Print the records exactly as given.

[[ Material to process, beginning ]]

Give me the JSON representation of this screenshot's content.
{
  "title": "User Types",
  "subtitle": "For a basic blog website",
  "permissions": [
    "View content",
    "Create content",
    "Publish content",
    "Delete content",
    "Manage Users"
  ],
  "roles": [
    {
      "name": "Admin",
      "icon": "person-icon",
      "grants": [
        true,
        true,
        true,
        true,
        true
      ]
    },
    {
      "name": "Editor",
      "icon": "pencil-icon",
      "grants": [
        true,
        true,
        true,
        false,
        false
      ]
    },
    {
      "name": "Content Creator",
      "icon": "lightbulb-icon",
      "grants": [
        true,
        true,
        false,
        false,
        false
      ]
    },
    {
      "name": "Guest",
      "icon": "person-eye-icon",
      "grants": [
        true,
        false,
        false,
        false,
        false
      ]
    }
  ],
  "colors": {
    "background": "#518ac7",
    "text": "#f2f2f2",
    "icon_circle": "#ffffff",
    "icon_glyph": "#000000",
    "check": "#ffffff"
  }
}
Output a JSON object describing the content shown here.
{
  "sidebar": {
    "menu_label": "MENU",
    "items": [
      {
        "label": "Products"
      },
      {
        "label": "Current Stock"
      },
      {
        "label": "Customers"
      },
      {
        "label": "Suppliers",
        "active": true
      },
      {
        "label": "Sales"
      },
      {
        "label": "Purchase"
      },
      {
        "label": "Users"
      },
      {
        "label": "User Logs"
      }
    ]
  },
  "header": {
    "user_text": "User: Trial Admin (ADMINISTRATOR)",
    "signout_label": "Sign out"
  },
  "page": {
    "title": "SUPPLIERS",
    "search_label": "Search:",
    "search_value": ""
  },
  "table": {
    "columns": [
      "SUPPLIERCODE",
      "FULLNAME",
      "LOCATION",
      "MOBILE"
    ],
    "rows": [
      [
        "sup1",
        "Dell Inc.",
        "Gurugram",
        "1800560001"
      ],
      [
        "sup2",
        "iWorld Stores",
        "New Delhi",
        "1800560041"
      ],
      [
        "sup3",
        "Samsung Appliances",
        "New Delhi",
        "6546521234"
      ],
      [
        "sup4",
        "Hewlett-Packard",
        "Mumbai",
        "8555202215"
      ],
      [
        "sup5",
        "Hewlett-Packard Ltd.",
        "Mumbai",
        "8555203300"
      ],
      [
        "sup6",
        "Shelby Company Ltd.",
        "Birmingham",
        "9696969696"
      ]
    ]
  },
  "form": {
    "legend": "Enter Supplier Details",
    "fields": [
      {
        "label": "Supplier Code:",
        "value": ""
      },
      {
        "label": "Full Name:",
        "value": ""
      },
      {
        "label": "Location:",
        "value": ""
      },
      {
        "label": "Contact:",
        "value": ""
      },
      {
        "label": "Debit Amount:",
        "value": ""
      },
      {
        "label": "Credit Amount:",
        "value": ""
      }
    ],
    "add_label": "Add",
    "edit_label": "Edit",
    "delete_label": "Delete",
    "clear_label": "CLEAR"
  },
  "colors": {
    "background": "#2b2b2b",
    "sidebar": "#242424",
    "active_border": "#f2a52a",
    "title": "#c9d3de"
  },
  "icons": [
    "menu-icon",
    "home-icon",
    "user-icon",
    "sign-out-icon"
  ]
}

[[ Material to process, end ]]

**Exercise result**:
Give me the JSON representation of this screenshot's content.
{
  "title": "User Types",
  "subtitle": "For a basic blog website",
  "permissions": [
    "View content",
    "Create content",
    "Publish content",
    "Delete content",
    "Manage Users"
  ],
  "roles": [
    {
      "name": "Admin",
      "icon": "person-icon",
      "grants": [
        true,
        true,
        true,
        true,
        true
      ]
    },
    {
      "name": "Editor",
      "icon": "pencil-icon",
      "grants": [
        true,
        true,
        true,
        false,
        false
      ]
    },
    {
      "name": "Content Creator",
      "icon": "lightbulb-icon",
      "grants": [
        true,
        true,
        false,
        false,
        false
      ]
    },
    {
      "name": "Guest",
      "icon": "person-eye-icon",
      "grants": [
        true,
        false,
        false,
        false,
        false
      ]
    }
  ],
  "colors": {
    "background": "#518ac7",
    "text": "#f2f2f2",
    "icon_circle": "#ffffff",
    "icon_glyph": "#000000",
    "check": "#ffffff"
  }
}
Output a JSON object describing the content shown here.
{
  "sidebar": {
    "menu_label": "MENU",
    "items": [
      {
        "label": "Products"
      },
      {
        "label": "Current Stock"
      },
      {
        "label": "Customers"
      },
      {
        "label": "Suppliers",
        "active": true
      },
      {
        "label": "Sales"
      },
      {
        "label": "Purchase"
      },
      {
        "label": "Users"
      },
      {
        "label": "User Logs"
      }
    ]
  },
  "header": {
    "user_text": "User: Trial Admin (ADMINISTRATOR)",
    "signout_label": "Sign out"
  },
  "page": {
    "title": "SUPPLIERS",
    "search_label": "Search:",
    "search_value": ""
  },
  "table": {
    "columns": [
      "SUPPLIERCODE",
      "FULLNAME",
      "LOCATION",
      "MOBILE"
    ],
    "rows": [
      [
        "sup1",
        "Dell Inc.",
        "Gurugram",
        "1800560001"
      ],
      [
        "sup2",
        "iWorld Stores",
        "New Delhi",
        "1800560041"
      ],
      [
        "sup3",
        "Samsung Appliances",
        "New Delhi",
        "6546521234"
      ],
      [
        "sup4",
        "Hewlett-Packard",
        "Mumbai",
        "8555202215"
      ],
      [
        "sup5",
        "Hewlett-Packard Ltd.",
        "Mumbai",
        "8555203300"
      ],
      [
        "sup6",
        "Shelby Company Ltd.",
        "Birmingham",
        "9696969696"
      ]
    ]
  },
  "form": {
    "legend": "Enter Supplier Details",
    "fields": [
      {
        "label": "Supplier Code:",
        "value": ""
      },
      {
        "label": "Full Name:",
        "value": ""
      },
      {
        "label": "Location:",
        "value": ""
      },
      {
        "label": "Contact:",
        "value": ""
      },
      {
        "label": "Debit Amount:",
        "value": ""
      },
      {
        "label": "Credit Amount:",
        "value": ""
      }
    ],
    "add_label": "Add",
    "edit_label": "Edit",
    "delete_label": "Delete",
    "clear_label": "CLEAR"
  },
  "colors": {
    "background": "#2b2b2b",
    "sidebar": "#242424",
    "active_border": "#f2a52a",
    "title": "#c9d3de"
  },
  "icons": [
    "menu-icon",
    "home-icon",
    "user-icon",
    "sign-out-icon"
  ]
}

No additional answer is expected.